Ms Joanna Murphy:
Our connector spread is everywhere. We have connectors in parts of the world I have not even heard of. In terms of our company success, we are primarily, but not exclusively, talking about North America. We had an announcement of seven or 15 jobs this week by a Japanese company called SMK. It is small, sustainable and succinct, exactly what is needed.
In terms of the relationship with IDA Ireland, it is delighted to work with us on projects of any size. There is no breakdown of how many jobs it or we work on. We bring to the table things it did not know about. If it is a small project, it is better that ConnectIreland sees it through to the end, but very often, such as the case with Pepper, we would deal with larger companies. There is nothing to preclude us from that. As we work in partnership with IDA Ireland, we cultivate the leads together, which gives Ireland the very best chance of delivering success in a professional manner.
Ms Joanna Murphy:
Yes, of course. St. Patrick's Day was a wonderful opportunity because it has a tangible output. ConnectIreland travelled with the Minister of State with responsibility for the diaspora. One cannot have enough people, so we tried to equip, in every way that we could, all of the Ministers who travelled with information and to remind them that if an opportunity came up that they should pass it along to us. We just left a meeting with the Minister of State with responsibility for the diaspora with that same focus.
Mr. Tom Dowling:
In terms of the council representatives, we gave them ammunition also. We had them prepared also and gave them information. I understand we sent out the magazine the committee has received. We discussed obstacles. The obstacle is that people will leave the information after they have heard it and become excited, but we are trying to keep that excitement going. That is what today is about, namely, making sure more people know, as a part of a by-word of activity, that everybody, no matter where they are from, can get involved in this and provide assistance.
I thank Ms Murphy and Mr. Dowling for their attendance and for engaging with the committee. We look forward to hearing of their further successes. I congratulate them on their achievements to date.
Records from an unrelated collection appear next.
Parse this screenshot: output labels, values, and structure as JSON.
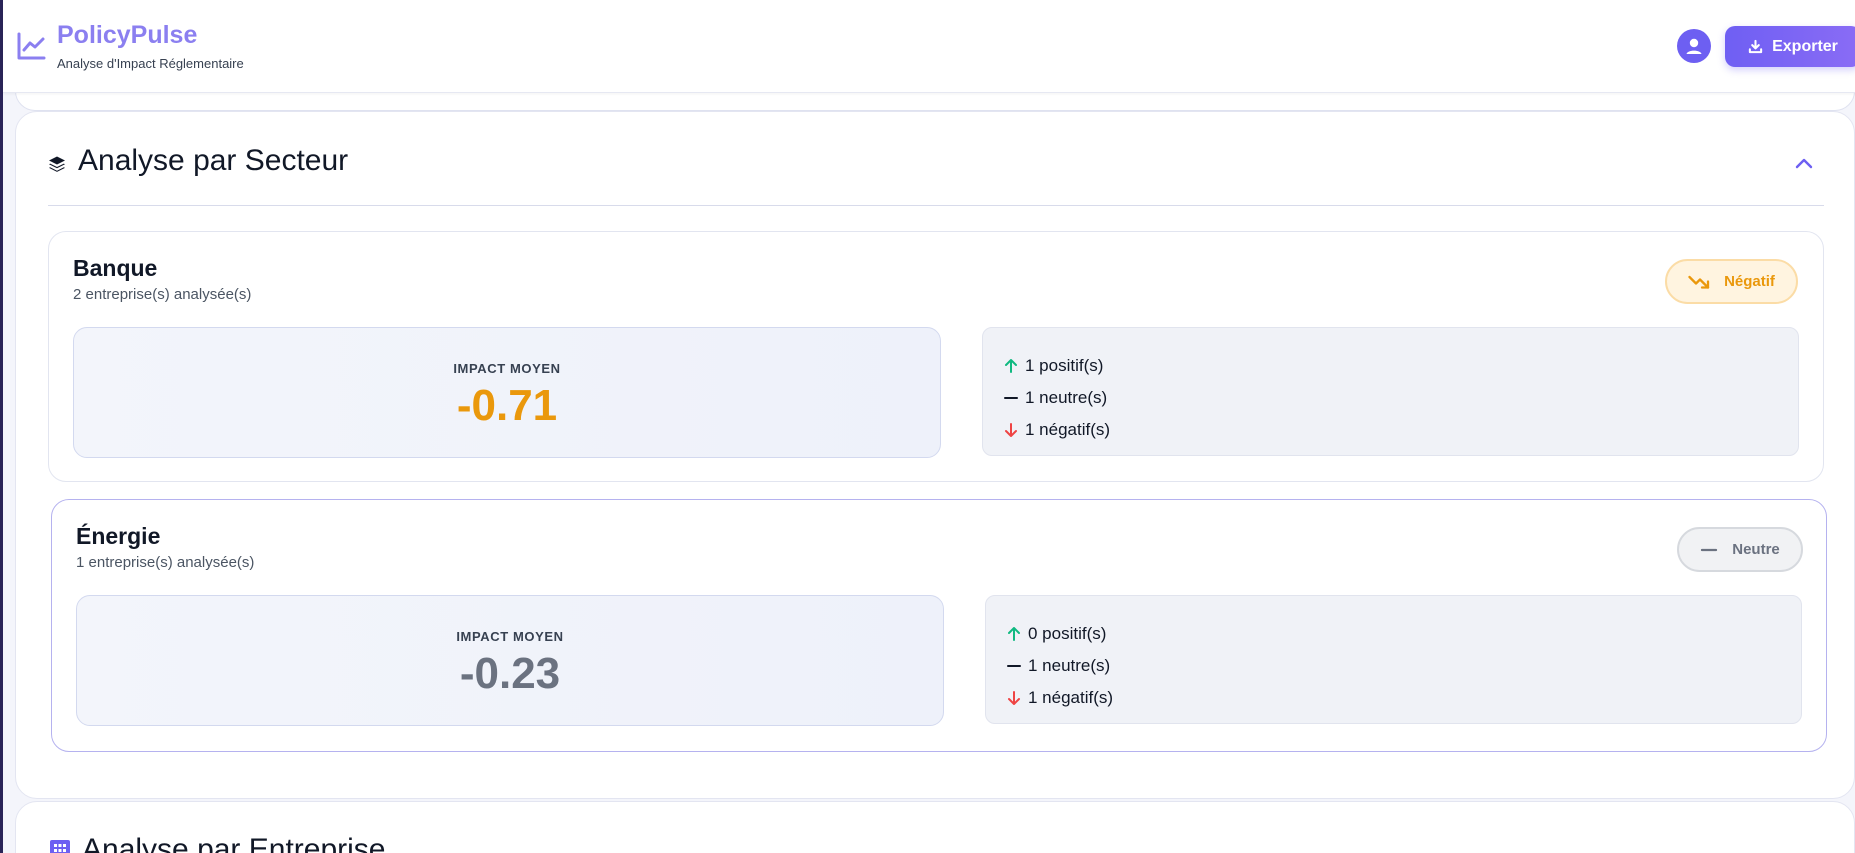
{
  "header": {
    "brand_name": "PolicyPulse",
    "brand_subtitle": "Analyse d'Impact Réglementaire",
    "export_label": "Exporter"
  },
  "sector_section": {
    "title": "Analyse par Secteur",
    "sectors": [
      {
        "name": "Banque",
        "count_text": "2 entreprise(s) analysée(s)",
        "badge_label": "Négatif",
        "badge_type": "negative",
        "impact_label": "IMPACT MOYEN",
        "impact_value": "-0.71",
        "impact_color": "#ea980c",
        "positive_text": "1 positif(s)",
        "neutral_text": "1 neutre(s)",
        "negative_text": "1 négatif(s)"
      },
      {
        "name": "Énergie",
        "count_text": "1 entreprise(s) analysée(s)",
        "badge_label": "Neutre",
        "badge_type": "neutral",
        "impact_label": "IMPACT MOYEN",
        "impact_value": "-0.23",
        "impact_color": "#6b7280",
        "positive_text": "0 positif(s)",
        "neutral_text": "1 neutre(s)",
        "negative_text": "1 négatif(s)"
      }
    ]
  },
  "company_section": {
    "title": "Analyse par Entreprise"
  },
  "colors": {
    "accent": "#6d5ff2",
    "positive": "#10b981",
    "negative": "#ef4444",
    "warning": "#ea980c"
  }
}
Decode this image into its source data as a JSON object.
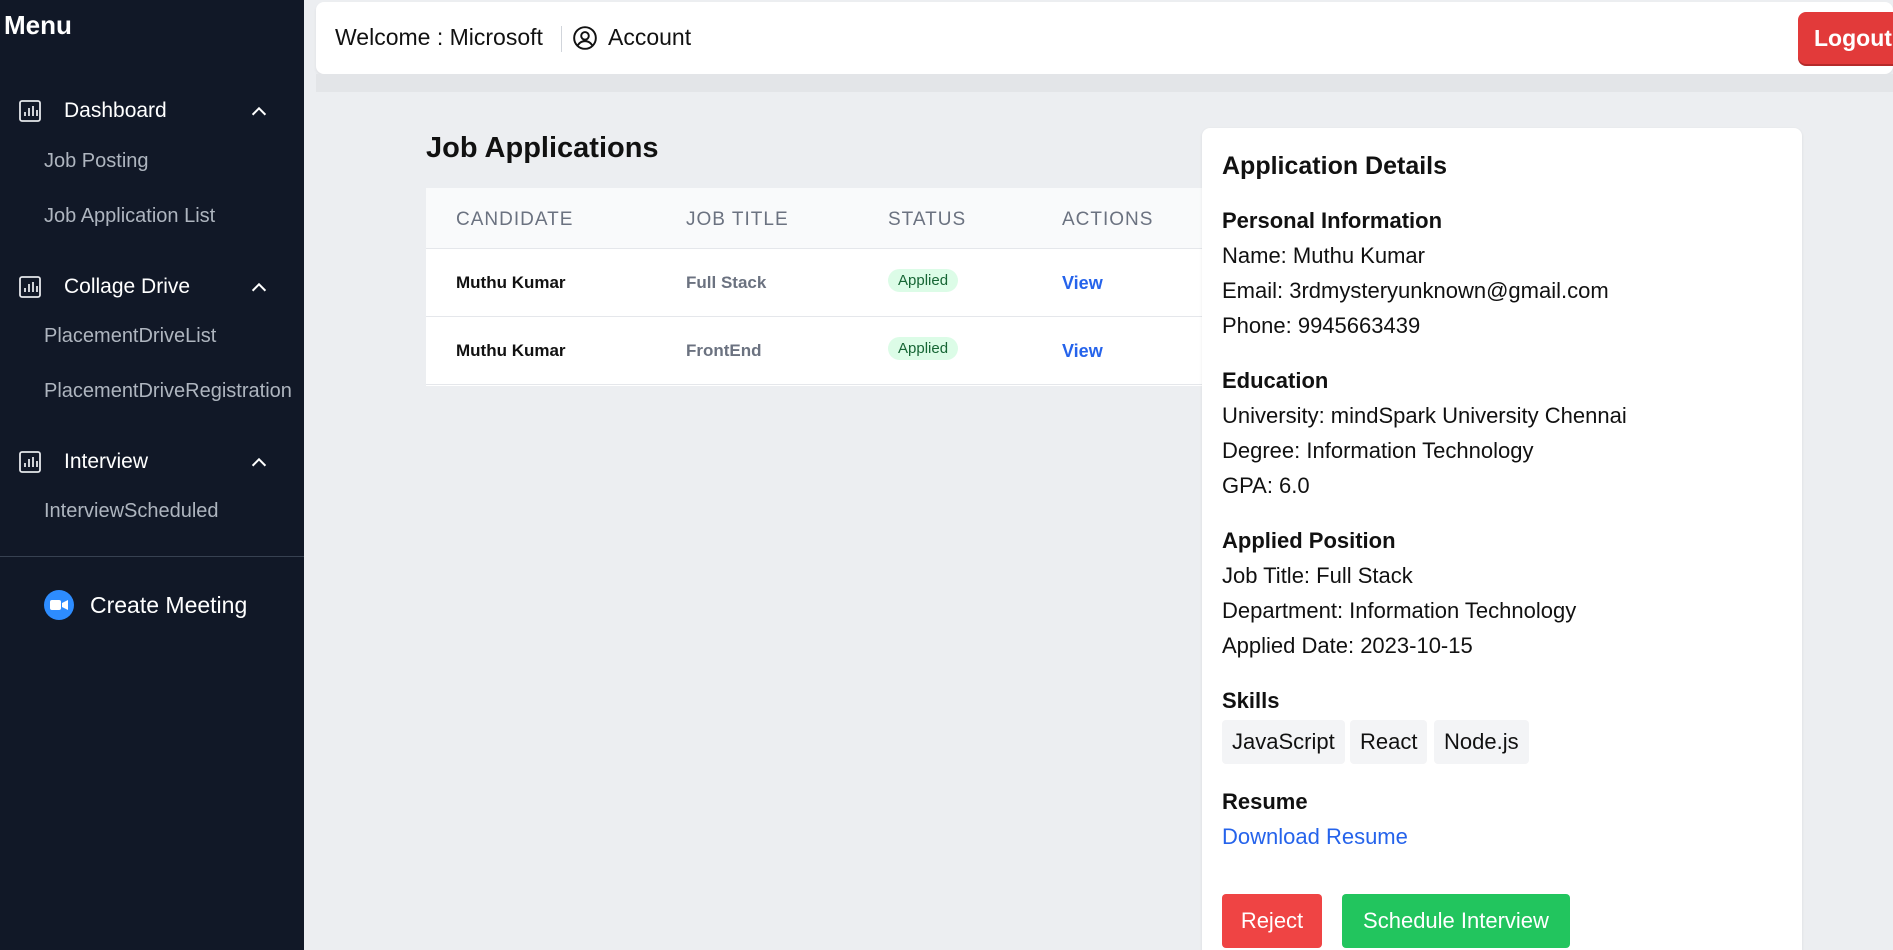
{
  "sidebar": {
    "menu_title": "Menu",
    "sections": [
      {
        "label": "Dashboard",
        "items": [
          "Job Posting",
          "Job Application List"
        ]
      },
      {
        "label": "Collage Drive",
        "items": [
          "PlacementDriveList",
          "PlacementDriveRegistration"
        ]
      },
      {
        "label": "Interview",
        "items": [
          "InterviewScheduled"
        ]
      }
    ],
    "create_meeting": "Create Meeting"
  },
  "header": {
    "welcome": "Welcome : Microsoft",
    "account": "Account",
    "logout": "Logout"
  },
  "main": {
    "title": "Job Applications",
    "columns": [
      "CANDIDATE",
      "JOB TITLE",
      "STATUS",
      "ACTIONS"
    ],
    "rows": [
      {
        "candidate": "Muthu Kumar",
        "job_title": "Full Stack",
        "status": "Applied",
        "action": "View"
      },
      {
        "candidate": "Muthu Kumar",
        "job_title": "FrontEnd",
        "status": "Applied",
        "action": "View"
      }
    ]
  },
  "details": {
    "title": "Application Details",
    "personal_heading": "Personal Information",
    "name": "Name: Muthu Kumar",
    "email": "Email: 3rdmysteryunknown@gmail.com",
    "phone": "Phone: 9945663439",
    "education_heading": "Education",
    "university": "University: mindSpark University Chennai",
    "degree": "Degree: Information Technology",
    "gpa": "GPA: 6.0",
    "position_heading": "Applied Position",
    "job_title": "Job Title: Full Stack",
    "department": "Department: Information Technology",
    "applied_date": "Applied Date: 2023-10-15",
    "skills_heading": "Skills",
    "skills": [
      "JavaScript",
      "React",
      "Node.js"
    ],
    "resume_heading": "Resume",
    "download": "Download Resume",
    "reject": "Reject",
    "schedule": "Schedule Interview"
  },
  "colors": {
    "sidebar_bg": "#111827",
    "logout": "#e23a3a",
    "reject": "#ef4444",
    "schedule": "#22c55e",
    "link": "#2563eb",
    "badge_bg": "#dcfce7"
  },
  "icons": {
    "section": "bar-chart-icon",
    "chevron": "chevron-up-icon",
    "account": "user-circle-icon",
    "meeting": "video-camera-icon"
  }
}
We will suspend for a few minutes to allow our next guests to take their seats and we will resume in private session. Is that agreed? Agreed.